Twitter’s New ‘Super Follows’ are a Fast Track to Fake News

Twitter proposes exclusive membership-only tweets.

On Feb. 25, at an event for investors, Twitter announced a new feature that may allow its users to make a profit from their tweets. The feature is called “Super Follows” and allows Twitter users to offer their followers the opportunity to pay to read select exclusive tweets. This pay-per-posts feature is a turn for the social media plat- form, whose content has been free to use for anyone who signs up.

The timing of the release is intriguing, as it comes after one of the most headline-grabbing Twitter users has already been banned from the platform. Former President Donald Trump was suspend- ed from the platform Jan. 9 and impeached for the second time under the single article of ‘incitement of insurrection,’ referring to his involvement in igniting the storm- ing of the capitol on Jan. 6, and he left office on Jan. 20. It is odd that Twitter waited until Trump, whose tweets often were the main source of information for news outlets
on what the executive branch was thinking at any given time, was banned from the platform and voted out of the presidency to roll out this new feature.

Besides bad timing, this new feature appears to be a way for information to be restricted from those unwilling or unable to pay. While the President Joe Biden does not seem to use Twitter as freely as the former president did, it could be argued that offering a way to hide some tweets from the public behind a paywall will force the average American citizen to ‘super follow’ elected officials to stay up to date on the news and political decisions that affect them.

Another feature announced at the event was ‘Communities,’ a way to make “it easier for [users] to discover, participate, and form conversations with communities that share your interests,” as explained by a spokesperson from the company.

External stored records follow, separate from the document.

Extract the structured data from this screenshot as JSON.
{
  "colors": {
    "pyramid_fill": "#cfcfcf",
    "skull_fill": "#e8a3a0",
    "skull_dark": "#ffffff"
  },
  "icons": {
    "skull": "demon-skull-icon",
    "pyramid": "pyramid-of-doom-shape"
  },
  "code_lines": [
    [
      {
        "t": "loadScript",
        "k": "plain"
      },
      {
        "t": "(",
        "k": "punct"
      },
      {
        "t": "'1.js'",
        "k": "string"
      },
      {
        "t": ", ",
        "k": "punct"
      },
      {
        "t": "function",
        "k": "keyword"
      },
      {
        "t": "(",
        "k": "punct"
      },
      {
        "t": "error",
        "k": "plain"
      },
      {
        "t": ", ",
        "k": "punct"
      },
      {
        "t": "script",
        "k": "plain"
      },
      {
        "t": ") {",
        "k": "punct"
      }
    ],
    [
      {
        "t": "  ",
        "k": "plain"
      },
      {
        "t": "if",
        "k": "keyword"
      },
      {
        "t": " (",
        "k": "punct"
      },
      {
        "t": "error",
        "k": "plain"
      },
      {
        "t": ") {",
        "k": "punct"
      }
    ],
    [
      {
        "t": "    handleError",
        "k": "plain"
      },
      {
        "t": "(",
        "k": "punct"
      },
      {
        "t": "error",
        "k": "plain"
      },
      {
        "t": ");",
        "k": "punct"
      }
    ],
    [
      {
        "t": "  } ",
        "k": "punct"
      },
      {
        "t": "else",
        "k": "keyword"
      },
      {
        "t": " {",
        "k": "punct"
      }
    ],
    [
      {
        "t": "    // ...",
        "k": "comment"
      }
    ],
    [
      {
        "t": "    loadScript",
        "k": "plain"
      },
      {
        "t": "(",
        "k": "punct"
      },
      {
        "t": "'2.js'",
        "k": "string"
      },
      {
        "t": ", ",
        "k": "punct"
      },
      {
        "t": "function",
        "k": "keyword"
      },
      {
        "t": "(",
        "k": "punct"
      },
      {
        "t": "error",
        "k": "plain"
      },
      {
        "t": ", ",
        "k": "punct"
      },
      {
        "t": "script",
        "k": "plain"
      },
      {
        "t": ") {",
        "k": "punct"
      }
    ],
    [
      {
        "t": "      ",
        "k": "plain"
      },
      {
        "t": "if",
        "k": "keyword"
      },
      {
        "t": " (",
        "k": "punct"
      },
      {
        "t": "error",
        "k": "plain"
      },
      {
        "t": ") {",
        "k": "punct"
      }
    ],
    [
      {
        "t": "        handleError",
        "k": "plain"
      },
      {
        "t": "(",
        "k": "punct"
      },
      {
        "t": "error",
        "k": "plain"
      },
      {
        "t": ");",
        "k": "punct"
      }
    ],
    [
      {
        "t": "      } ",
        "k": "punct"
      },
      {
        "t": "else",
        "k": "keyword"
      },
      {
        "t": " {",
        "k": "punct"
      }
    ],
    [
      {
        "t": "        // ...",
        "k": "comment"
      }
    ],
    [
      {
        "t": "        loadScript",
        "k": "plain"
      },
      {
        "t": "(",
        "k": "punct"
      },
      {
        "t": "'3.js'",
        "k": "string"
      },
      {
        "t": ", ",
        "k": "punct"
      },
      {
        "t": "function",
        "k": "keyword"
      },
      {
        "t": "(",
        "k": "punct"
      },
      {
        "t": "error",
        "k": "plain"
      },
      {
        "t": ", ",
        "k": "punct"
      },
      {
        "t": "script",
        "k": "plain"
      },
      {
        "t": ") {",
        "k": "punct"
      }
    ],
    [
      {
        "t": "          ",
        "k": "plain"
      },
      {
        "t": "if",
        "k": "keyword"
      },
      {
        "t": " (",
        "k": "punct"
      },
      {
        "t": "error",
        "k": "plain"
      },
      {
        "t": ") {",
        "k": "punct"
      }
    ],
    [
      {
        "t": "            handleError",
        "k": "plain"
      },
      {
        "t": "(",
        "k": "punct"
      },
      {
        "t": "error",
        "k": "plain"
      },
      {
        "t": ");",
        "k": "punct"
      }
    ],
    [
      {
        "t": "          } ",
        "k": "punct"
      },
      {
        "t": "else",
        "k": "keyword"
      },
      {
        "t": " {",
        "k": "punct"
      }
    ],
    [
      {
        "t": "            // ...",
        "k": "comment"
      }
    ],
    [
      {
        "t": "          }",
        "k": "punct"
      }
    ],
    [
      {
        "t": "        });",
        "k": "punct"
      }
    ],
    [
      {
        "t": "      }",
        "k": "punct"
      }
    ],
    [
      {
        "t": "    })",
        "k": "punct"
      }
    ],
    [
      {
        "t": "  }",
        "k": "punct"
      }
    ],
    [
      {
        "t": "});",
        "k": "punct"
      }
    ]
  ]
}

Less is known about this second feature right now, but according to Rebecca Heilweil from Vox, its goal seems to be to create “a more private and more controlled way for communities
to get together on Twitter outside the public view.” While these new features may be exciting for some users on the site, especially those who brand themselves as content creators, the features could end up doing more harm than good in the long run.

Twitter has been accused of aiding in the spread of misinformation, from the mundane to influencing the way its users view national matters like voter fraud. These new features, which allow more selective audiences for tweets and more private spaces for communities, could end up adding to the spread of lies and false information across the site, which could have deadly consequences.

For example, it has been reported that in the days leading up to the Jan. 6 coup, “More than half of QAnon-related Twitter accounts, or about 20,800, tweeted about January 6 in the days before the riot, Advance Democracy told BuzzFeed News. Many of them discussed the possibility of sieging the US Capitol building, as Insider’s Isobel Asher Hamilton reported,” and “Advance Democracy found that from January 1 to Wednesday, 1,480 tweets from accounts with QAnon ties used violent language” reported Rachel E. Greenspan at Insider.

This shows that Twitter already has a problem with being
a host for the planning and execution of such horrifying events as a coup on America’s capitol, without the aid of more private features as ‘super follows’ and ‘communities’ where this planning and communication could likely occur even farther from the public’s awareness. It is interesting that Twitter, whose site has been accused of being a 
platform where QAnon supporters planned the coup of the capitol, would want to continue to build spaces on its platform to cater to groups like this.

Though the platform has taken steps to combat this issue of misinformation, like including a notice banner about the election underneath tweets that referenced it, one has to wonder if these new features will end up being a step backwards in its fight to eliminate the spread of misinformation and instead lead to more opportunities for groups to plan events like those that occurred in January.